> **Exercise aim**
Your result should be the lines holding the word "icon", copied from the entries below.

Element data from apps and pages:
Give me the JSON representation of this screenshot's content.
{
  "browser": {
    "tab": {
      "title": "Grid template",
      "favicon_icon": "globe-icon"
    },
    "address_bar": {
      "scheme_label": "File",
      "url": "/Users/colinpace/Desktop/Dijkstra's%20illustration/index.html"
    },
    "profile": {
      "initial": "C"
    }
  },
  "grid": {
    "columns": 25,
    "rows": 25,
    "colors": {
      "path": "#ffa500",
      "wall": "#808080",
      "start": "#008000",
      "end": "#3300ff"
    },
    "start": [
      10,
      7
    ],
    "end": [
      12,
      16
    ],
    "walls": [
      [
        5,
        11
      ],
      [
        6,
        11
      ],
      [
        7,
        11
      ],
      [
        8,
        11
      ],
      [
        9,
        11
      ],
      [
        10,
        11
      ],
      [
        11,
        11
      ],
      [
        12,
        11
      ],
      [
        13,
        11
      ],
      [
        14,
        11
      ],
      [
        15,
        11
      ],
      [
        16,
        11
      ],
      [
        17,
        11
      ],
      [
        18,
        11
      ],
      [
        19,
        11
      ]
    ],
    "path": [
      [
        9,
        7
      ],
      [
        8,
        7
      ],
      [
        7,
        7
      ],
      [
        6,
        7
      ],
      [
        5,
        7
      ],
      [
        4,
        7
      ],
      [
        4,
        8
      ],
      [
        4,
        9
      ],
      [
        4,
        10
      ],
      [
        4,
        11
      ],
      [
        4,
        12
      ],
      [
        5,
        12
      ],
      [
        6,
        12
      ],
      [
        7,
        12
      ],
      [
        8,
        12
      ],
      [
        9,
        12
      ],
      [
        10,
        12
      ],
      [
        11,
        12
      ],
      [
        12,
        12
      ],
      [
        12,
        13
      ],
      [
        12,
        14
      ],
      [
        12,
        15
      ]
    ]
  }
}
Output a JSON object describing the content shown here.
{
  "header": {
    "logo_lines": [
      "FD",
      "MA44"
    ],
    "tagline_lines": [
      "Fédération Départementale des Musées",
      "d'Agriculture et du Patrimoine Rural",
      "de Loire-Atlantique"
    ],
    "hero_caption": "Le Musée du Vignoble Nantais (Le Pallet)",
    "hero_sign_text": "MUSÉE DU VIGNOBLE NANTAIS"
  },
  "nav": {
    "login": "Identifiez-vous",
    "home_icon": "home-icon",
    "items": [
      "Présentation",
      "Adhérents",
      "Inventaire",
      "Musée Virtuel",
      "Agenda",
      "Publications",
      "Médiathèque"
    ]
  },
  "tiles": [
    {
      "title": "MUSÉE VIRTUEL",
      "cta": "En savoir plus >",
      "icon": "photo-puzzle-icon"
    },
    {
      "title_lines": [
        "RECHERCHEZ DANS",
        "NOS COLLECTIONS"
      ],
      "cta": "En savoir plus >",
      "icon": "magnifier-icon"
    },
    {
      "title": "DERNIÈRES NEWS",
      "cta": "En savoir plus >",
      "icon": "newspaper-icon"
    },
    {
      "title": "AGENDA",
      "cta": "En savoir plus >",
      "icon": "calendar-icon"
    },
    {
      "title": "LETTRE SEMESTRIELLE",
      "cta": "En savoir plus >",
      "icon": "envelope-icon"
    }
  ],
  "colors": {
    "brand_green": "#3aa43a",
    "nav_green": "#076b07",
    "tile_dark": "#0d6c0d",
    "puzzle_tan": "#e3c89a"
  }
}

> **Answer to this exercise**
      "favicon_icon": "globe-icon"
    "home_icon": "home-icon",
      "icon": "photo-puzzle-icon"
      "icon": "magnifier-icon"
      "icon": "newspaper-icon"
      "icon": "calendar-icon"
      "icon": "envelope-icon"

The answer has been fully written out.